Block on Trump's Asylum Ban Upheld by Supreme Court
The topic of bullying sees no shortage of press coverage, whether the site of bullying be the schoolyard or the Internet. However, one phenomenon that has not been as widely addressed has been that of workplace bullying. First off, there's probably a number of people wondering just what that might be. There is apparently no single formal definition for workplace bullying, but it can probably be fairly described as the repeated use of aggressive or unreasonable behavior (which can include verbal, physical, and psychological forms) against a co-worker.
Whatever definition someone chooses to apply, however, the fact is that workplace bullying is a real problem which may now start being addressed by the law. Massachusetts is reportedly considering a bill targeting workplace bullying. The title of the bill is a pretty good description for what it would do, "[a]n Act addressing workplace bullying, mobbing, and harassment, without regard to protected class status." That last part, in regular English, means that this bill would deal with those areas that aren't already covered by existing laws, with the most obvious example being laws prohibiting sexual harassment.
An astonishing statistic highlighted by the Massachusetts bill was just how common workplace "bullying" has become. The introduction to the legislation noted that "[b]etween 37 and 59 percent of employees directly experience health-endangering workplace bullying, abuse, and harassment, and this mistreatment is approximately four times more prevalent than sexual harassment alone." The bill went on to describe the significant health-related consequences on the affected workers, but also pointed out that employers also face "reduced employee productivity and morale, higher turnover and absenteeism rates, and increases in medical and workers' compensation claims."
The bottom line is that if the statistics are accurate, workplace bullying is likely to be a major problem country-wide, as there's probably not much of a reason to believe that Massachusetts is a state more prone to workplace bullying than anywhere else.

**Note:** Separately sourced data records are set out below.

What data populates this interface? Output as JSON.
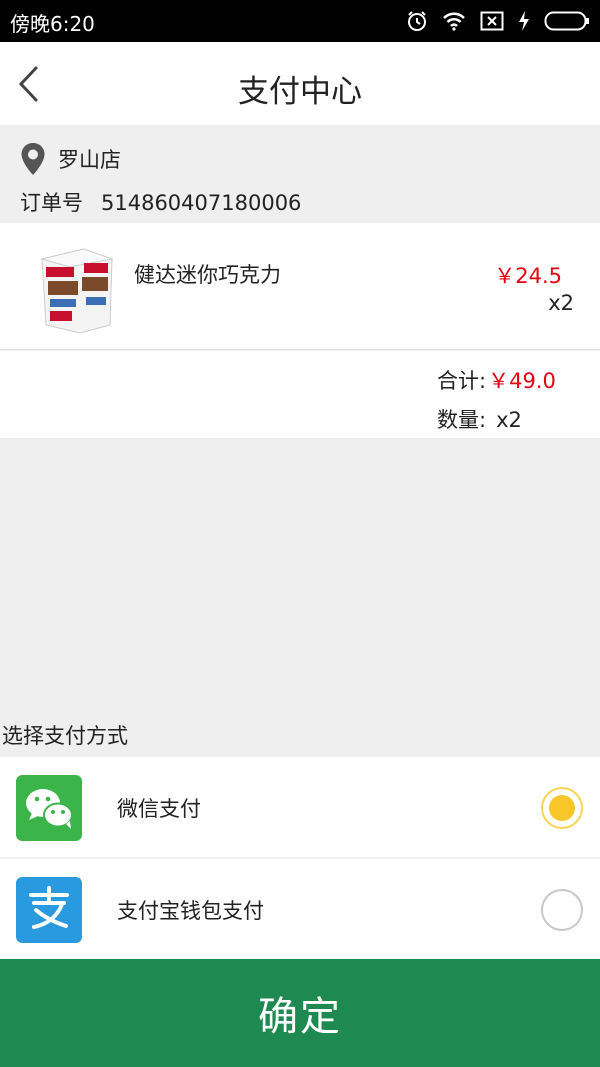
{
  "status_bar": {
    "time": "傍晚6:20",
    "icons": [
      "alarm-icon",
      "wifi-icon",
      "no-sim-icon",
      "charging-icon",
      "battery-icon"
    ]
  },
  "header": {
    "title": "支付中心",
    "back_icon": "chevron-left-icon"
  },
  "order": {
    "store_name": "罗山店",
    "order_number_label": "订单号",
    "order_number": "514860407180006"
  },
  "items": [
    {
      "name": "健达迷你巧克力",
      "price": "￥24.5",
      "quantity": "x2",
      "image_icon": "chocolate-box-image"
    }
  ],
  "summary": {
    "total_label": "合计:",
    "total_value": "￥49.0",
    "count_label": "数量:",
    "count_value": "x2"
  },
  "payment": {
    "section_title": "选择支付方式",
    "methods": [
      {
        "label": "微信支付",
        "icon": "wechat-icon",
        "selected": true
      },
      {
        "label": "支付宝钱包支付",
        "icon": "alipay-icon",
        "selected": false
      }
    ]
  },
  "confirm_label": "确定",
  "colors": {
    "accent_green": "#1e8a52",
    "price_red": "#e60012",
    "radio_yellow": "#f7c629",
    "wechat_green": "#3bb54a",
    "alipay_blue": "#2a9ae0"
  }
}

It certainly shouldn't come as too much of a surprise that other states such as Illinois and New York may be taking steps to address the issue in the near future, as well. We'll keep you posted on further legal developments on workplace bullying, and will follow up with an in depth look at how the Massachusetts law, if enacted, would deal with the issue. For now, check out the links below for more information on the Massachusetts bill, and related, laws on workplace bullying and harassment.
Note 5/13/2009: Edits to the post were made to clarify that the Massachusetts Bill has not yet been enacted into law.